So, churches have shared imaginations as well. We have imagined the relationship between God, church, and world in ways that authorize certain actions and make others problematic. We’ve imagined our lives in ways that allow us to see and say some things and that blinds us to others.
So, if the term “missional” is something real, if it marks something other than the status quo, then it must proceed from a different shared imagination. Otherwise, it may only be a louder, more passionate benevolent paternalism, or worse, a longer list of things to do for people who are already doing too much. I fear that most uses of missional by congregations indicate the latter options, and not a shift in imagination that authorizes new actions.
A social imaginary is not simply a set of ideas we hold. It’s a complex of ideas and practices that are held together as meaningful in the imaginary. So, a new imagination will require an exploration of ideas, but also practices–a way of life–that cause us to handle and see the world differently.
I can pinpoint certain theological shifts that make a missional imagination more likely. To get missional lift we will have to break free of the gravitational pull of classical theism and and its attendant substantialist notions of Trinity. We will need to be less Christocentric and more Spirit oriented. Missional becomes a greater possibility within a more robust eschatology and a cruciform Christology.
I could add to this list of theological repairs needed. But my hunch is that I just lost a lot of readers. And those who propose the need for a missional shift make the mistake of engaging the existing imaginary here, at the level of ideas. Not only do we lose the eye-glaze battle with most church members, but changing the way we think about things doesn’t make much of a dent in a social imagination in and of itself. Karl Weick, the leading name in the literature on sense making, suggests that new information rarely causes us to make new sense of things. We simply absorb ideas into the way we’ve already imagined the world.
The real action at the level of shifts in the social imaginary comes at the level of practices. It is through the actual handling of the world, of attending more closely to life as it happens between us and among us, that we get push at the level of imagination. There are several reasons for this, the biggest being that reality is not simply what we impose on the world. Reality bites. It surprises us and we have to account for the surprise (if we are attentive).
So, I’ve learned to talk about this more concretely in ways that get more traction with people. Much of it has come from the learning I’ve done in and with congregations through my work with Church Innovations, especially my collaboration with Stephen Johnson (my partner in crime). Stephen and I have identified seven competencies that we think put you on the path to missional, rooted in practices, that hold out the hope for a shift in a church’s social imaginary. Let’s see what you think.

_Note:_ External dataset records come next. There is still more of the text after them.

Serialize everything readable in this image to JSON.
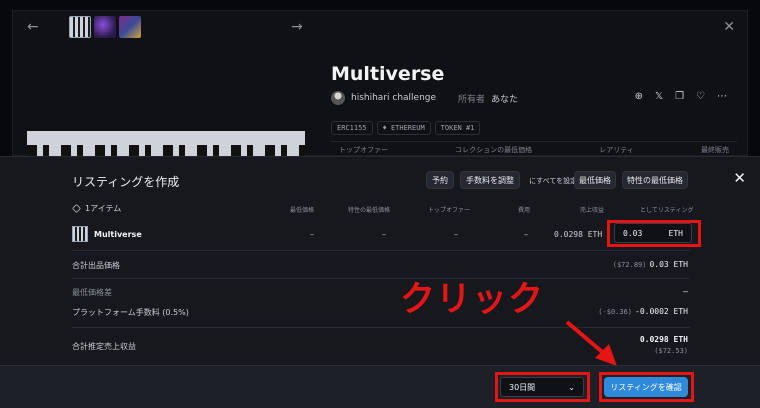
{
  "background": {
    "nft_title": "Multiverse",
    "owner_name": "hishihari challenge",
    "owner_label": "所有者",
    "owner_value": "あなた",
    "tags": [
      "ERC1155",
      "♦ ETHEREUM",
      "TOKEN #1"
    ],
    "attr_headers": [
      "トップオファー",
      "コレクションの最低価格",
      "レアリティ",
      "最終販売"
    ],
    "icons": [
      "globe-icon",
      "x-logo-icon",
      "copy-icon",
      "heart-icon",
      "more-icon"
    ]
  },
  "modal": {
    "title": "リスティングを作成",
    "quick_buttons": {
      "reserve": "予約",
      "adjust_fee": "手数料を調整",
      "set_all_label": "にすべてを設定",
      "floor": "最低価格",
      "trait_floor": "特性の最低価格"
    },
    "item_count": "1アイテム",
    "columns": [
      "最低価格",
      "特性の最低価格",
      "トップオファー",
      "費用",
      "売上収益",
      "としてリスティング"
    ],
    "row": {
      "name": "Multiverse",
      "floor": "–",
      "trait_floor": "–",
      "top_offer": "–",
      "cost": "–",
      "proceeds": "0.0298 ETH",
      "price_value": "0.03",
      "price_unit": "ETH"
    },
    "total_price": {
      "label": "合計出品価格",
      "usd": "($72.89)",
      "value": "0.03 ETH"
    },
    "floor_diff": {
      "label": "最低価格差",
      "value": "–"
    },
    "platform_fee": {
      "label": "プラットフォーム手数料 (0.5%)",
      "usd": "(-$0.36)",
      "value": "-0.0002 ETH"
    },
    "estimated_proceeds": {
      "label": "合計推定売上収益",
      "value": "0.0298 ETH",
      "usd": "($72.53)"
    },
    "footer": {
      "duration": "30日間",
      "confirm_button": "リスティングを確認"
    }
  },
  "annotation": {
    "text": "クリック",
    "color": "#e51515"
  }
}
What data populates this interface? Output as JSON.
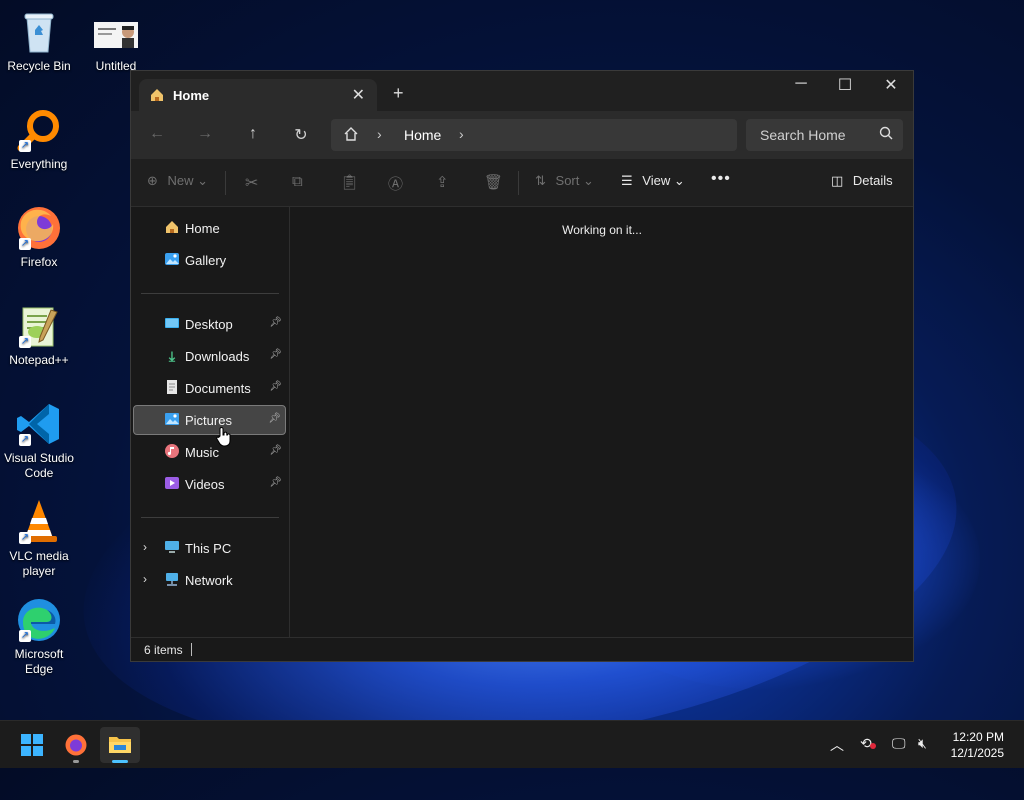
{
  "desktop": {
    "icons": [
      {
        "label": "Recycle Bin",
        "icon": "recycle-bin-icon"
      },
      {
        "label": "Untitled",
        "icon": "image-thumbnail-icon"
      },
      {
        "label": "Everything",
        "icon": "everything-search-icon"
      },
      {
        "label": "Firefox",
        "icon": "firefox-icon"
      },
      {
        "label": "Notepad++",
        "icon": "notepadpp-icon"
      },
      {
        "label": "Visual Studio Code",
        "icon": "vscode-icon"
      },
      {
        "label": "VLC media player",
        "icon": "vlc-icon"
      },
      {
        "label": "Microsoft Edge",
        "icon": "edge-icon"
      }
    ]
  },
  "explorer": {
    "tab_title": "Home",
    "breadcrumb": "Home",
    "search_placeholder": "Search Home",
    "commands": {
      "new": "New",
      "sort": "Sort",
      "view": "View",
      "details": "Details"
    },
    "sidebar": {
      "top": [
        {
          "label": "Home",
          "icon": "home-icon"
        },
        {
          "label": "Gallery",
          "icon": "gallery-icon"
        }
      ],
      "quick_access": [
        {
          "label": "Desktop",
          "icon": "desktop-folder-icon"
        },
        {
          "label": "Downloads",
          "icon": "downloads-icon"
        },
        {
          "label": "Documents",
          "icon": "documents-icon"
        },
        {
          "label": "Pictures",
          "icon": "pictures-icon",
          "selected": true
        },
        {
          "label": "Music",
          "icon": "music-icon"
        },
        {
          "label": "Videos",
          "icon": "videos-icon"
        }
      ],
      "bottom": [
        {
          "label": "This PC",
          "icon": "this-pc-icon"
        },
        {
          "label": "Network",
          "icon": "network-icon"
        }
      ]
    },
    "main_message": "Working on it...",
    "status": "6 items"
  },
  "taskbar": {
    "time": "12:20 PM",
    "date": "12/1/2025"
  },
  "colors": {
    "window_bg": "#191919",
    "accent": "#0078d4"
  }
}
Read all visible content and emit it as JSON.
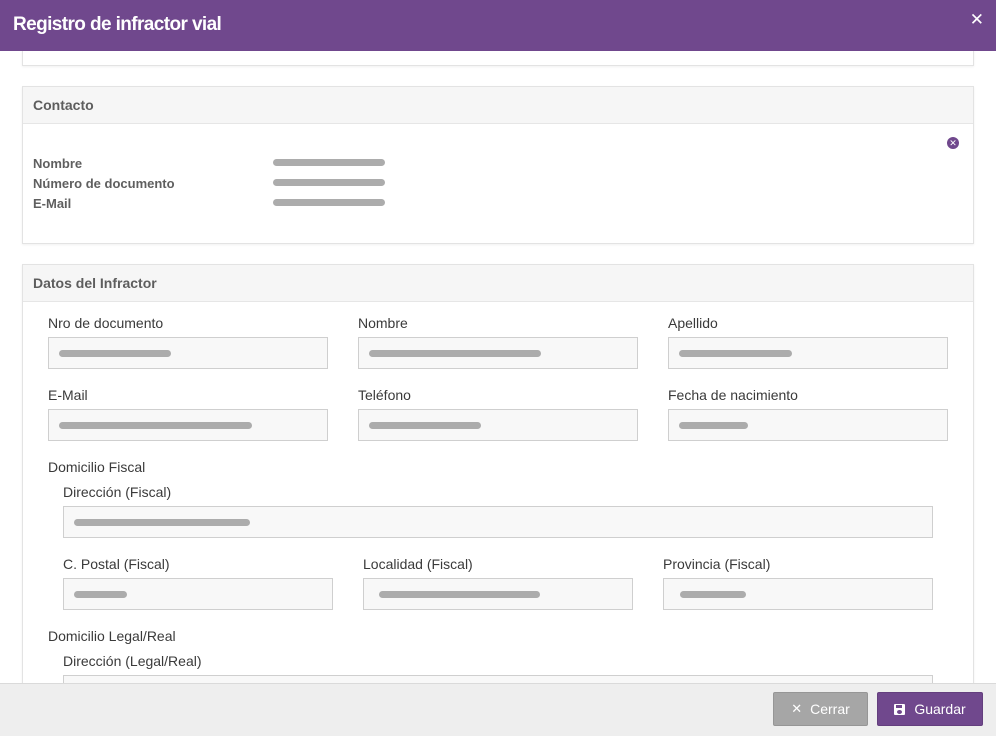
{
  "modal": {
    "title": "Registro de infractor vial",
    "close_symbol": "✕"
  },
  "contacto": {
    "heading": "Contacto",
    "rows": [
      {
        "label": "Nombre",
        "value_bar_fraction": 0.5
      },
      {
        "label": "Número de documento",
        "value_bar_fraction": 0.5
      },
      {
        "label": "E-Mail",
        "value_bar_fraction": 0.5
      }
    ],
    "remove_icon": "x-circle-icon"
  },
  "datos_infractor": {
    "heading": "Datos del Infractor",
    "fields": {
      "nro_documento": {
        "label": "Nro de documento"
      },
      "nombre": {
        "label": "Nombre"
      },
      "apellido": {
        "label": "Apellido"
      },
      "email": {
        "label": "E-Mail"
      },
      "telefono": {
        "label": "Teléfono"
      },
      "fecha_nacimiento": {
        "label": "Fecha de nacimiento"
      }
    },
    "domicilio_fiscal": {
      "heading": "Domicilio Fiscal",
      "direccion": {
        "label": "Dirección (Fiscal)"
      },
      "cpostal": {
        "label": "C. Postal (Fiscal)"
      },
      "localidad": {
        "label": "Localidad (Fiscal)"
      },
      "provincia": {
        "label": "Provincia (Fiscal)"
      }
    },
    "domicilio_legal": {
      "heading": "Domicilio Legal/Real",
      "direccion": {
        "label": "Dirección (Legal/Real)"
      }
    }
  },
  "footer": {
    "cerrar_label": "Cerrar",
    "guardar_label": "Guardar",
    "cerrar_icon": "close-icon",
    "guardar_icon": "save-icon"
  },
  "colors": {
    "accent": "#70488d",
    "placeholder_bar": "#acacac",
    "cerrar_button": "#a6a6a6"
  }
}
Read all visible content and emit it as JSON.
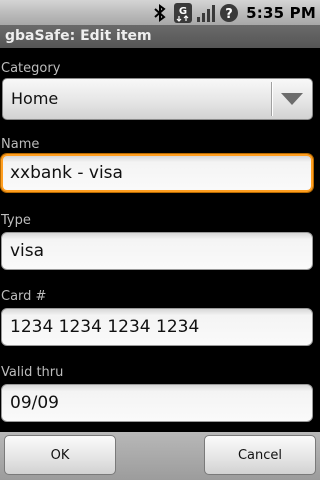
{
  "status_bar": {
    "time": "5:35 PM",
    "icons": [
      "bluetooth-icon",
      "gprs-data-icon",
      "signal-icon",
      "alert-icon"
    ]
  },
  "title": "gbaSafe: Edit item",
  "form": {
    "category_label": "Category",
    "category_value": "Home",
    "name_label": "Name",
    "name_value": "xxbank - visa",
    "type_label": "Type",
    "type_value": "visa",
    "card_label": "Card #",
    "card_value": "1234 1234 1234 1234",
    "valid_label": "Valid thru",
    "valid_value": "09/09"
  },
  "buttons": {
    "ok": "OK",
    "cancel": "Cancel"
  },
  "colors": {
    "focus": "#ff9e1f",
    "background": "#000000"
  }
}
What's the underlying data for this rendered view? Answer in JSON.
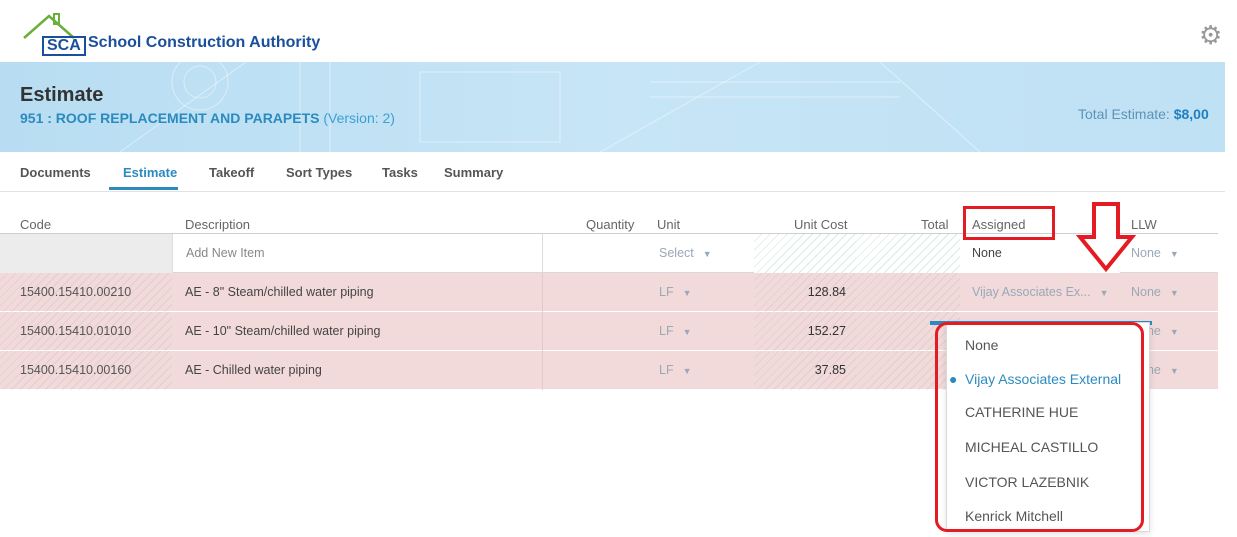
{
  "header": {
    "logo_text": "SCA",
    "logo_subtext": "School Construction Authority",
    "org_name": "School Construction Authority",
    "settings_icon": "gear-icon"
  },
  "banner": {
    "title": "Estimate",
    "project": "951 : ROOF REPLACEMENT AND PARAPETS",
    "version": "(Version: 2)",
    "total_label": "Total Estimate:",
    "total_value": "$8,00"
  },
  "tabs": [
    {
      "label": "Documents",
      "active": false
    },
    {
      "label": "Estimate",
      "active": true
    },
    {
      "label": "Takeoff",
      "active": false
    },
    {
      "label": "Sort Types",
      "active": false
    },
    {
      "label": "Tasks",
      "active": false
    },
    {
      "label": "Summary",
      "active": false
    }
  ],
  "table": {
    "columns": {
      "code": "Code",
      "description": "Description",
      "quantity": "Quantity",
      "unit": "Unit",
      "unit_cost": "Unit Cost",
      "total": "Total",
      "assigned": "Assigned",
      "llw": "LLW"
    },
    "add_row": {
      "description_placeholder": "Add New Item",
      "unit": "Select",
      "assigned": "None",
      "llw": "None"
    },
    "rows": [
      {
        "code": "15400.15410.00210",
        "description": "AE - 8\" Steam/chilled water piping",
        "unit": "LF",
        "unit_cost": "128.84",
        "assigned": "Vijay Associates Ex...",
        "llw": "None"
      },
      {
        "code": "15400.15410.01010",
        "description": "AE - 10\" Steam/chilled water piping",
        "unit": "LF",
        "unit_cost": "152.27",
        "llw": "None"
      },
      {
        "code": "15400.15410.00160",
        "description": "AE - Chilled water piping",
        "unit": "LF",
        "unit_cost": "37.85",
        "llw": "None"
      }
    ]
  },
  "assigned_dropdown": {
    "options": [
      "None",
      "Vijay Associates External",
      "CATHERINE HUE",
      "MICHEAL CASTILLO",
      "VICTOR LAZEBNIK",
      "Kenrick Mitchell"
    ],
    "selected": "Vijay Associates External"
  },
  "colors": {
    "accent": "#2b8bbf",
    "annotation_red": "#e41b23",
    "row_highlight": "#f2dada",
    "banner": "#c0e2f5"
  }
}
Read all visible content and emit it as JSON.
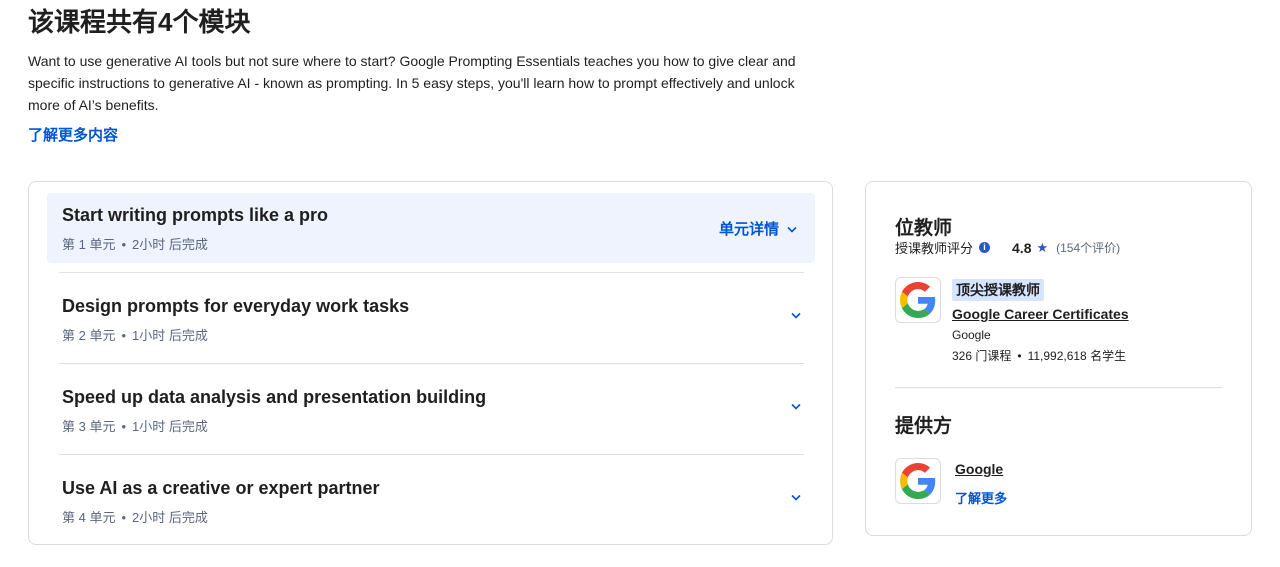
{
  "header": {
    "title": "该课程共有4个模块",
    "description": "Want to use generative AI tools but not sure where to start? Google Prompting Essentials teaches you how to give clear and specific instructions to generative AI - known as prompting. In 5 easy steps, you'll learn how to prompt effectively and unlock more of AI’s benefits.",
    "learn_more": "了解更多内容"
  },
  "modules": [
    {
      "title": "Start writing prompts like a pro",
      "unit": "第 1 单元",
      "duration": "2小时 后完成",
      "details_label": "单元详情",
      "expanded": true
    },
    {
      "title": "Design prompts for everyday work tasks",
      "unit": "第 2 单元",
      "duration": "1小时 后完成"
    },
    {
      "title": "Speed up data analysis and presentation building",
      "unit": "第 3 单元",
      "duration": "1小时 后完成"
    },
    {
      "title": "Use AI as a creative or expert partner",
      "unit": "第 4 单元",
      "duration": "2小时 后完成"
    }
  ],
  "meta_separator": "•",
  "instructors": {
    "heading": "位教师",
    "rating_label": "授课教师评分",
    "rating": "4.8",
    "rating_count": "(154个评价)",
    "badge": "顶尖授课教师",
    "name": "Google Career Certificates",
    "org": "Google",
    "courses": "326 门课程",
    "students": "11,992,618 名学生",
    "logo_icon": "google-logo-icon"
  },
  "provider": {
    "heading": "提供方",
    "name": "Google",
    "learn_more": "了解更多",
    "logo_icon": "google-logo-icon"
  },
  "colors": {
    "accent": "#0056d2",
    "active_bg": "#eef3fd",
    "badge_bg": "#d5e4ff",
    "star": "#2a56c6"
  }
}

It could make the difference between becoming missional or simply a more active version of yourself.